Raw data:

----

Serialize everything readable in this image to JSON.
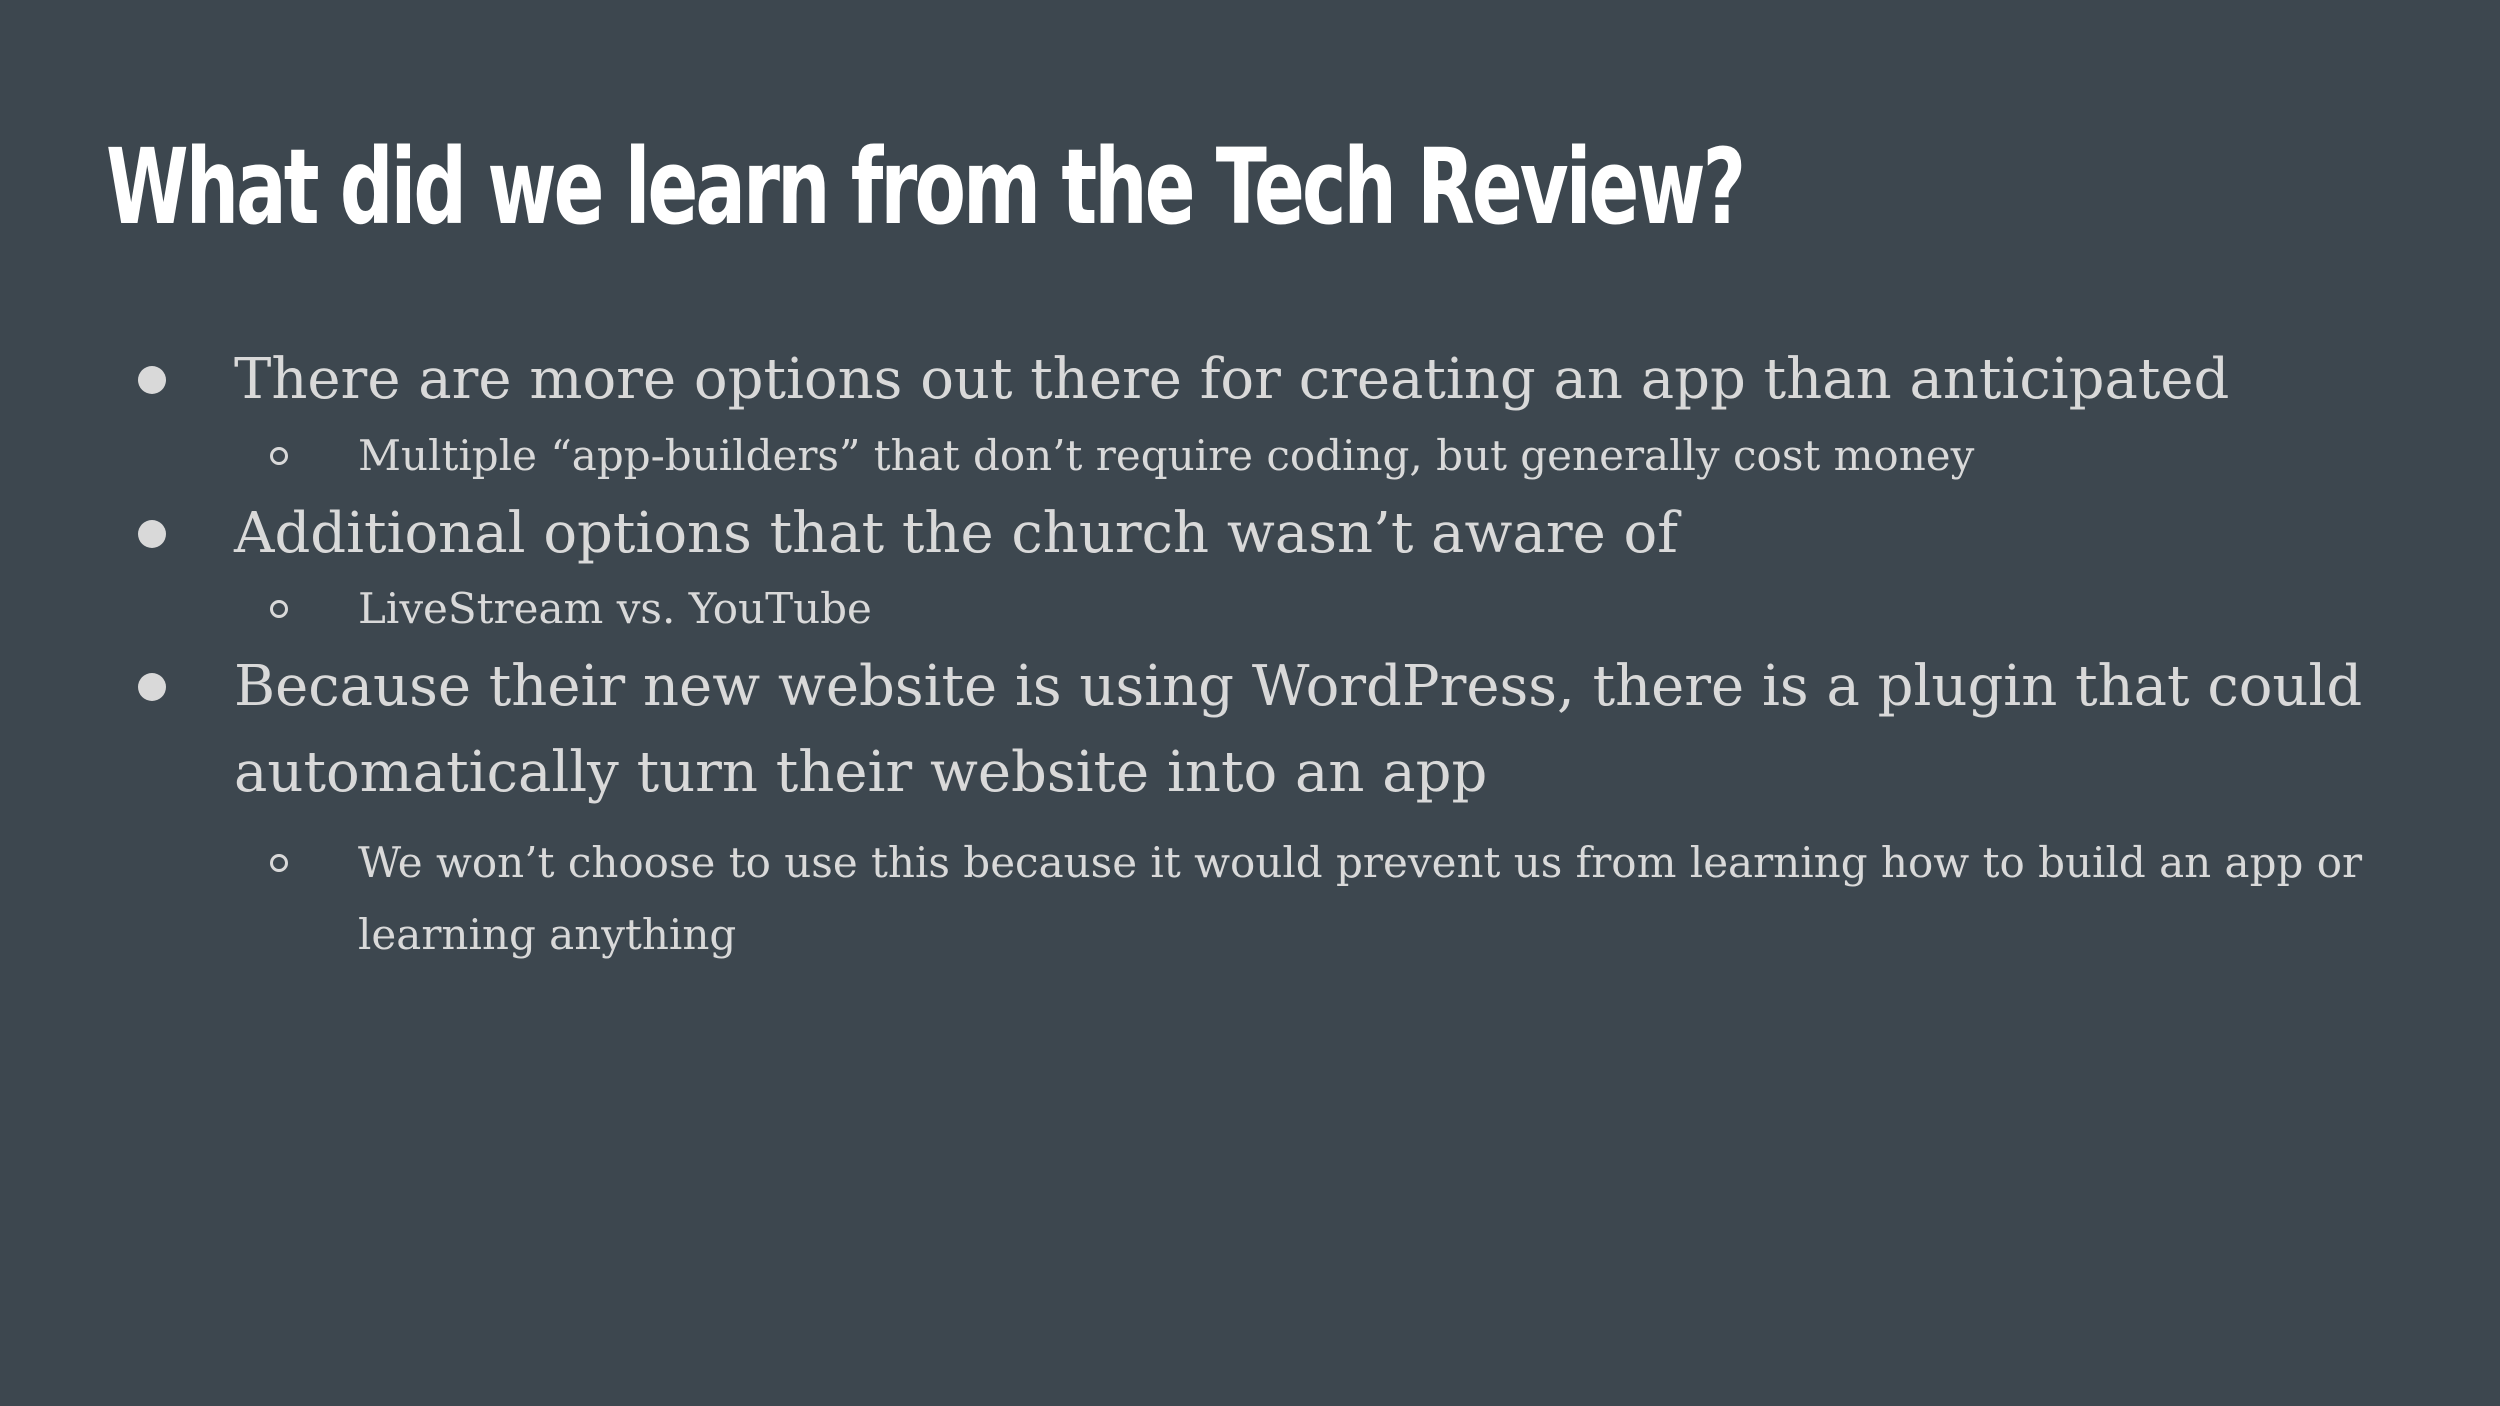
{
  "slide": {
    "title": "What did we learn from the Tech Review?",
    "bullets": [
      {
        "level": 1,
        "lines": [
          "There are more options out there for creating an app than anticipated"
        ]
      },
      {
        "level": 2,
        "lines": [
          "Multiple “app-builders” that don’t require coding, but generally cost money"
        ]
      },
      {
        "level": 1,
        "lines": [
          "Additional options that the church wasn’t aware of"
        ]
      },
      {
        "level": 2,
        "lines": [
          "LiveStream vs. YouTube"
        ]
      },
      {
        "level": 1,
        "lines": [
          "Because their new website is using WordPress, there is a plugin that could",
          "automatically turn their website into an app"
        ]
      },
      {
        "level": 2,
        "lines": [
          "We won’t choose to use this because it would prevent us from learning how to build an app or",
          "learning anything"
        ]
      }
    ]
  }
}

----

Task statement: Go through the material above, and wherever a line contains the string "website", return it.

Expected answer:
          "Because their new website is using WordPress, there is a plugin that could",
          "automatically turn their website into an app"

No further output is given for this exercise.